__WORK TO BE COMPLETED__
What is needed is the whole of the data, set down exactly.

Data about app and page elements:
***

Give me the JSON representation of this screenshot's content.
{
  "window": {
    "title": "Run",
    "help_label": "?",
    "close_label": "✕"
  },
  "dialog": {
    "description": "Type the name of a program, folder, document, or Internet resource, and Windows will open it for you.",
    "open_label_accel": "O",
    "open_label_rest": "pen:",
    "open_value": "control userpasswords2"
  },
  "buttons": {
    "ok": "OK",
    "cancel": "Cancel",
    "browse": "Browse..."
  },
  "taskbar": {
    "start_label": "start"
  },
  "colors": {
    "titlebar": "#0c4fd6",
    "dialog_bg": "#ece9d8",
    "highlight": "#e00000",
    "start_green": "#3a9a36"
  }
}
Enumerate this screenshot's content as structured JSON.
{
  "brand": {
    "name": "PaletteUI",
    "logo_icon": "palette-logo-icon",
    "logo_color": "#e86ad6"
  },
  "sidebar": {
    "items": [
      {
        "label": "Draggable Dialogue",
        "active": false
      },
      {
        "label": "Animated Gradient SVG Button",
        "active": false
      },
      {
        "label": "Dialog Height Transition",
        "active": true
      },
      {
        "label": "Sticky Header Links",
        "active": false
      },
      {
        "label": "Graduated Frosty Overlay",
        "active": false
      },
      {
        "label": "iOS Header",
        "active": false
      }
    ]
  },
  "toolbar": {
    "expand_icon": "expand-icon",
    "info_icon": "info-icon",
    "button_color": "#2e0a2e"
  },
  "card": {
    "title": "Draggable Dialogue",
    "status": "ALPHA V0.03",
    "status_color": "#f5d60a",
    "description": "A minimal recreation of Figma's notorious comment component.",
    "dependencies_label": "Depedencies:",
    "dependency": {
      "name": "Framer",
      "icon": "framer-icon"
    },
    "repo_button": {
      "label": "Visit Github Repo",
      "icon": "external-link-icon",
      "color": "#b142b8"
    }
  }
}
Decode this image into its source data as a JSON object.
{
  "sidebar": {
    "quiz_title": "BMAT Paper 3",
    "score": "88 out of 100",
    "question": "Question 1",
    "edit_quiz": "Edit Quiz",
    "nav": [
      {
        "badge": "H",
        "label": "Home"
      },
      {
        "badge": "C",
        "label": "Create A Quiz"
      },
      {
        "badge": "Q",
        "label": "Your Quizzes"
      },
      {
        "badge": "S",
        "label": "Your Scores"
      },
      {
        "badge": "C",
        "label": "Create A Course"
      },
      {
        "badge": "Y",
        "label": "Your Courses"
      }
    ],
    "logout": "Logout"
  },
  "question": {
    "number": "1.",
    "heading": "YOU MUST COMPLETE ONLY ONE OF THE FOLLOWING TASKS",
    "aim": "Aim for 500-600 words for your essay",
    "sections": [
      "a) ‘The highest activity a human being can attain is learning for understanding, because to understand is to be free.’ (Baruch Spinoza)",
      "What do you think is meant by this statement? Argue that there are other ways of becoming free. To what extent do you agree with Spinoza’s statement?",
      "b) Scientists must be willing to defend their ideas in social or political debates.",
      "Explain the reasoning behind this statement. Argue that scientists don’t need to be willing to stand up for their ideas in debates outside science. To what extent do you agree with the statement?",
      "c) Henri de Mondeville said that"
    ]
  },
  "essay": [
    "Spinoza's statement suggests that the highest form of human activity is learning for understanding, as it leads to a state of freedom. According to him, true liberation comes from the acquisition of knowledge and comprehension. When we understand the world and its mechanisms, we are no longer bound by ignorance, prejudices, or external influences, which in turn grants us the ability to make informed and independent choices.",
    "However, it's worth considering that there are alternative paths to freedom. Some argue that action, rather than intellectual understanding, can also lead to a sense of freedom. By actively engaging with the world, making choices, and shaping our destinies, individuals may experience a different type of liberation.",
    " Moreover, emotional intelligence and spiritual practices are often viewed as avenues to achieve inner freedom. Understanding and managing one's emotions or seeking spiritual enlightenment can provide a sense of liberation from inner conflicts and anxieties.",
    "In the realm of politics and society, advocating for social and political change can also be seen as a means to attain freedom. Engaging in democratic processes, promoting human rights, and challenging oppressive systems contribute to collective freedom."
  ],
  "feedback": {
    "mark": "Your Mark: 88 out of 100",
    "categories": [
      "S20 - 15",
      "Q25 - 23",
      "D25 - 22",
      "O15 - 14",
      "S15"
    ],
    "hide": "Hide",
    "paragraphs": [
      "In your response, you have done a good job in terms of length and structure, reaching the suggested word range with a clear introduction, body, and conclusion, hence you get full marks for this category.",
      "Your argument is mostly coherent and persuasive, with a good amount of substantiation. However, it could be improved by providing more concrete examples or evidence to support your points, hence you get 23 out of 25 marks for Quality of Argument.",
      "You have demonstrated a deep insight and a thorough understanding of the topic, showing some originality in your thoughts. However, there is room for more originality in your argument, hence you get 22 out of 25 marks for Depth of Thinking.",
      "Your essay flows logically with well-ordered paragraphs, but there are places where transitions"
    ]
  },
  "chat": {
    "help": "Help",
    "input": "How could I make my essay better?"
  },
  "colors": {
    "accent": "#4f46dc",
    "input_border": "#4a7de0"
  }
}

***

__TASK RESULT__
Give me the JSON representation of this screenshot's content.
{
  "window": {
    "title": "Run",
    "help_label": "?",
    "close_label": "✕"
  },
  "dialog": {
    "description": "Type the name of a program, folder, document, or Internet resource, and Windows will open it for you.",
    "open_label_accel": "O",
    "open_label_rest": "pen:",
    "open_value": "control userpasswords2"
  },
  "buttons": {
    "ok": "OK",
    "cancel": "Cancel",
    "browse": "Browse..."
  },
  "taskbar": {
    "start_label": "start"
  },
  "colors": {
    "titlebar": "#0c4fd6",
    "dialog_bg": "#ece9d8",
    "highlight": "#e00000",
    "start_green": "#3a9a36"
  }
}
Enumerate this screenshot's content as structured JSON.
{
  "brand": {
    "name": "PaletteUI",
    "logo_icon": "palette-logo-icon",
    "logo_color": "#e86ad6"
  },
  "sidebar": {
    "items": [
      {
        "label": "Draggable Dialogue",
        "active": false
      },
      {
        "label": "Animated Gradient SVG Button",
        "active": false
      },
      {
        "label": "Dialog Height Transition",
        "active": true
      },
      {
        "label": "Sticky Header Links",
        "active": false
      },
      {
        "label": "Graduated Frosty Overlay",
        "active": false
      },
      {
        "label": "iOS Header",
        "active": false
      }
    ]
  },
  "toolbar": {
    "expand_icon": "expand-icon",
    "info_icon": "info-icon",
    "button_color": "#2e0a2e"
  },
  "card": {
    "title": "Draggable Dialogue",
    "status": "ALPHA V0.03",
    "status_color": "#f5d60a",
    "description": "A minimal recreation of Figma's notorious comment component.",
    "dependencies_label": "Depedencies:",
    "dependency": {
      "name": "Framer",
      "icon": "framer-icon"
    },
    "repo_button": {
      "label": "Visit Github Repo",
      "icon": "external-link-icon",
      "color": "#b142b8"
    }
  }
}
Decode this image into its source data as a JSON object.
{
  "sidebar": {
    "quiz_title": "BMAT Paper 3",
    "score": "88 out of 100",
    "question": "Question 1",
    "edit_quiz": "Edit Quiz",
    "nav": [
      {
        "badge": "H",
        "label": "Home"
      },
      {
        "badge": "C",
        "label": "Create A Quiz"
      },
      {
        "badge": "Q",
        "label": "Your Quizzes"
      },
      {
        "badge": "S",
        "label": "Your Scores"
      },
      {
        "badge": "C",
        "label": "Create A Course"
      },
      {
        "badge": "Y",
        "label": "Your Courses"
      }
    ],
    "logout": "Logout"
  },
  "question": {
    "number": "1.",
    "heading": "YOU MUST COMPLETE ONLY ONE OF THE FOLLOWING TASKS",
    "aim": "Aim for 500-600 words for your essay",
    "sections": [
      "a) ‘The highest activity a human being can attain is learning for understanding, because to understand is to be free.’ (Baruch Spinoza)",
      "What do you think is meant by this statement? Argue that there are other ways of becoming free. To what extent do you agree with Spinoza’s statement?",
      "b) Scientists must be willing to defend their ideas in social or political debates.",
      "Explain the reasoning behind this statement. Argue that scientists don’t need to be willing to stand up for their ideas in debates outside science. To what extent do you agree with the statement?",
      "c) Henri de Mondeville said that"
    ]
  },
  "essay": [
    "Spinoza's statement suggests that the highest form of human activity is learning for understanding, as it leads to a state of freedom. According to him, true liberation comes from the acquisition of knowledge and comprehension. When we understand the world and its mechanisms, we are no longer bound by ignorance, prejudices, or external influences, which in turn grants us the ability to make informed and independent choices.",
    "However, it's worth considering that there are alternative paths to freedom. Some argue that action, rather than intellectual understanding, can also lead to a sense of freedom. By actively engaging with the world, making choices, and shaping our destinies, individuals may experience a different type of liberation.",
    " Moreover, emotional intelligence and spiritual practices are often viewed as avenues to achieve inner freedom. Understanding and managing one's emotions or seeking spiritual enlightenment can provide a sense of liberation from inner conflicts and anxieties.",
    "In the realm of politics and society, advocating for social and political change can also be seen as a means to attain freedom. Engaging in democratic processes, promoting human rights, and challenging oppressive systems contribute to collective freedom."
  ],
  "feedback": {
    "mark": "Your Mark: 88 out of 100",
    "categories": [
      "S20 - 15",
      "Q25 - 23",
      "D25 - 22",
      "O15 - 14",
      "S15"
    ],
    "hide": "Hide",
    "paragraphs": [
      "In your response, you have done a good job in terms of length and structure, reaching the suggested word range with a clear introduction, body, and conclusion, hence you get full marks for this category.",
      "Your argument is mostly coherent and persuasive, with a good amount of substantiation. However, it could be improved by providing more concrete examples or evidence to support your points, hence you get 23 out of 25 marks for Quality of Argument.",
      "You have demonstrated a deep insight and a thorough understanding of the topic, showing some originality in your thoughts. However, there is room for more originality in your argument, hence you get 22 out of 25 marks for Depth of Thinking.",
      "Your essay flows logically with well-ordered paragraphs, but there are places where transitions"
    ]
  },
  "chat": {
    "help": "Help",
    "input": "How could I make my essay better?"
  },
  "colors": {
    "accent": "#4f46dc",
    "input_border": "#4a7de0"
  }
}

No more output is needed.